To those of you who’ve contributed to my list of freelance model-makers .. many thanks for your exceptional patience! It’s taken me an eternity to put together what I have been given so far .. not because it’s that much, but because of so many other commitments. I’ve now put it up under Model-makers in the main menu. It’s a small beginning .. and I hope that a range of other makers will offer their details in time .. but there is already some fine work to see there!

It’s not my intention to compete with other valuable resources, such as 4D modelshop’s list of freelancers http://modelshop.co.uk/Static/Freelancers This is well-known, long- established and effective .. I usually get a few calls a month on the basis of this .. but here I just wanted to give beginners or devotees a chance alongside more experienced makers.

I’ve chosen to list everyone very simply .. giving their location, telephone and email contact, and their portfolio website for more of their work. I’ve selected just one representative image per person, in agreement with them.

Here are a few examples, such as Zepur Agopyan’s 1:6 scale violin and case ..

Zepur Agopyan

.. or Machiko Weston’s 1:50 scale house for The Rocky Horror Show tour designed by David Farley

Machiko Weston

.. or the Lamb Burger from Jessica Dance, photographed by David Sykes.

Jessica Dance
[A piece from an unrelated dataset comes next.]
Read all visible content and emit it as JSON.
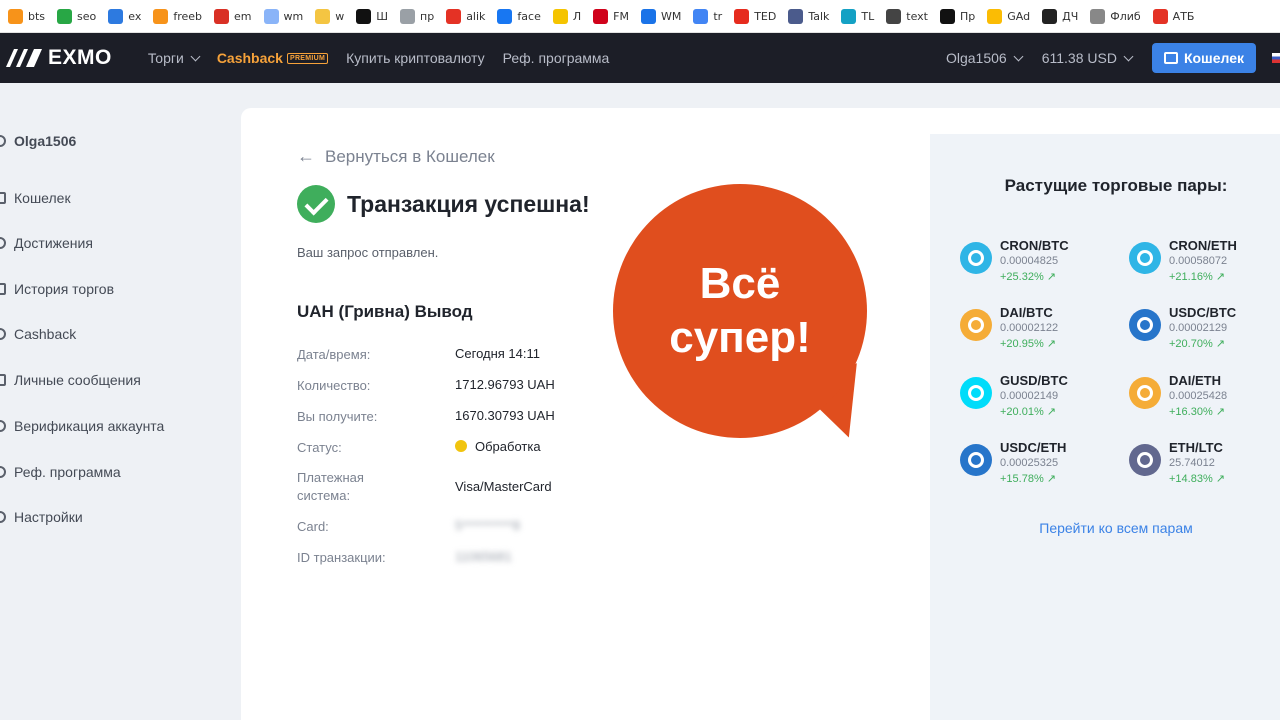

If you’d like to be included in this list, you’re welcome to send me your details so that I can look at your work. My main purpose in putting this list together was so that I could refer clients to a range of makers who may be able to help them .. I get many offers of work which I am unable to manage .. and I have already been able to forward a number of opportunities.